Half-hearted new novel: JM Coetzee. photograph: m frassinetti/rex features
FICTIONJM Coetzee’s new novel reads like a parody of the venerable writer’s own style and vision
The Childhood of Jesus, By JM Coetzee, Harvill Secker, 277pp, £16.99
A man arrives in a settlement. In his care is a small boy he apparently met abandoned on the journey. They are homeless refugees who have been given new names, been allocated ages and been required to master a new language, Spanish. It is all very strange, possibly postapocalyptic. Or is it? This new society appears to be run according to very simple, clear-cut directives. Bread is the main diet. Questions are not answered, and no one has any memories. The past has been erased. Simon, the man, has been informed that he is officially 45. He may be older; he feels ageless, then ancient, and soon becomes extremely exasperated.

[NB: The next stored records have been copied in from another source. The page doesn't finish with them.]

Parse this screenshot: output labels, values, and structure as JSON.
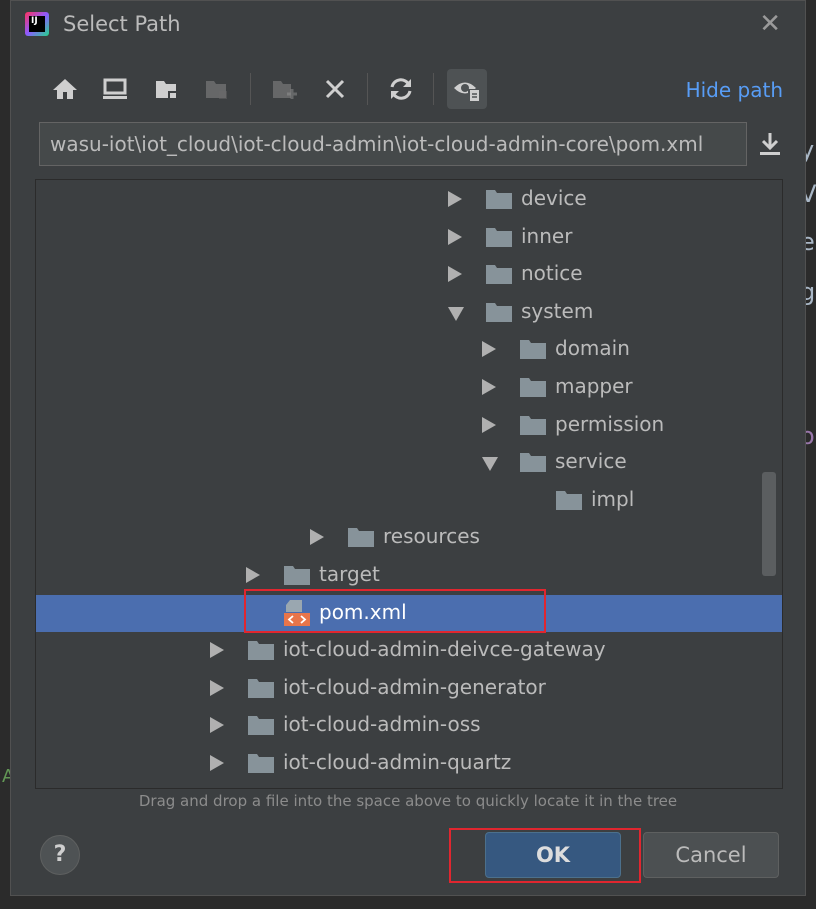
{
  "dialog": {
    "title": "Select Path"
  },
  "toolbar": {
    "buttons": [
      {
        "icon": "home-icon",
        "enabled": true
      },
      {
        "icon": "desktop-icon",
        "enabled": true
      },
      {
        "icon": "project-folder-icon",
        "enabled": true
      },
      {
        "icon": "module-folder-icon",
        "enabled": false
      },
      {
        "icon": "new-folder-icon",
        "enabled": false
      },
      {
        "icon": "delete-icon",
        "enabled": true
      },
      {
        "icon": "refresh-icon",
        "enabled": true
      },
      {
        "icon": "show-hidden-icon",
        "enabled": true,
        "active": true
      }
    ],
    "hide_path_label": "Hide path"
  },
  "path": {
    "value": "wasu-iot\\iot_cloud\\iot-cloud-admin\\iot-cloud-admin-core\\pom.xml"
  },
  "tree": {
    "rows": [
      {
        "label": "device",
        "arrow": "right",
        "icon": "folder"
      },
      {
        "label": "inner",
        "arrow": "right",
        "icon": "folder"
      },
      {
        "label": "notice",
        "arrow": "right",
        "icon": "folder"
      },
      {
        "label": "system",
        "arrow": "down",
        "icon": "folder"
      },
      {
        "label": "domain",
        "arrow": "right",
        "icon": "folder"
      },
      {
        "label": "mapper",
        "arrow": "right",
        "icon": "folder"
      },
      {
        "label": "permission",
        "arrow": "right",
        "icon": "folder"
      },
      {
        "label": "service",
        "arrow": "down",
        "icon": "folder"
      },
      {
        "label": "impl",
        "arrow": "none",
        "icon": "folder"
      },
      {
        "label": "resources",
        "arrow": "right",
        "icon": "folder"
      },
      {
        "label": "target",
        "arrow": "right",
        "icon": "folder"
      },
      {
        "label": "pom.xml",
        "arrow": "none",
        "icon": "xml",
        "selected": true
      },
      {
        "label": "iot-cloud-admin-deivce-gateway",
        "arrow": "right",
        "icon": "folder"
      },
      {
        "label": "iot-cloud-admin-generator",
        "arrow": "right",
        "icon": "folder"
      },
      {
        "label": "iot-cloud-admin-oss",
        "arrow": "right",
        "icon": "folder"
      },
      {
        "label": "iot-cloud-admin-quartz",
        "arrow": "right",
        "icon": "folder"
      }
    ]
  },
  "hint": "Drag and drop a file into the space above to quickly locate it in the tree",
  "buttons": {
    "help": "?",
    "ok": "OK",
    "cancel": "Cancel"
  },
  "colors": {
    "selection": "#4b6eaf",
    "link": "#589df6",
    "highlight": "#e0262f",
    "ok_button": "#365880"
  },
  "backdrop": [
    "y",
    "V",
    "e",
    "g",
    ".",
    "o",
    "A"
  ]
}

Almost as exasperated, perhaps, as some readers may become; this is a highly eccentric narrative, which, after an intriguing opening sequence, becomes increasingly bizarre. The South African writer JM Coetzee, now an Australian citizen, was the first double winner of the Booker Prize, as it was then, with two of the finest victors in that award’s history, Life Times of Michael K (1983) and Disgrace (1999), both set in South Africa. He was awarded the Nobel Prize in 2003. Coetzee has looked to literature, in The Master of Petersburg (1994), which draws on Dostoevsky, and more latterly to his own life, with a trilogy of fictionalised “autrebiographical” (his word) memoir/novels culminating with Summertime (2009), in which a biographer tracks Coetzee the man after the novelist’s death.
In a major career that began with Dusklands (1974), John Maxwell Coetzee explored the political reality of his native country, in daring novels such as Waiting for the Barbarians (1982) and Age of Iron (1990), with a nimble artistry that dazzled the authorities. A hero to apartheid’s opponents until the system fell, he then lost favour with the very people he had supported. His response was decisive: he went to live in Australia, taking citizenship in 2006.
His imagination remains on the move. Tormented states of mind, ambivalence and guilt stalk his work, as do the dual influences of Kafka and Beckett. Coetzee is no comedian, yet this crazy new book, intended as a parable, is hilariously, if possibly unintentionally, funny. Admittedly, it is an oddball humour: the characters are deadly serious, earnest, and much of the dialogue is such ponderously stilted robotspeak that one wonders if one has misread it.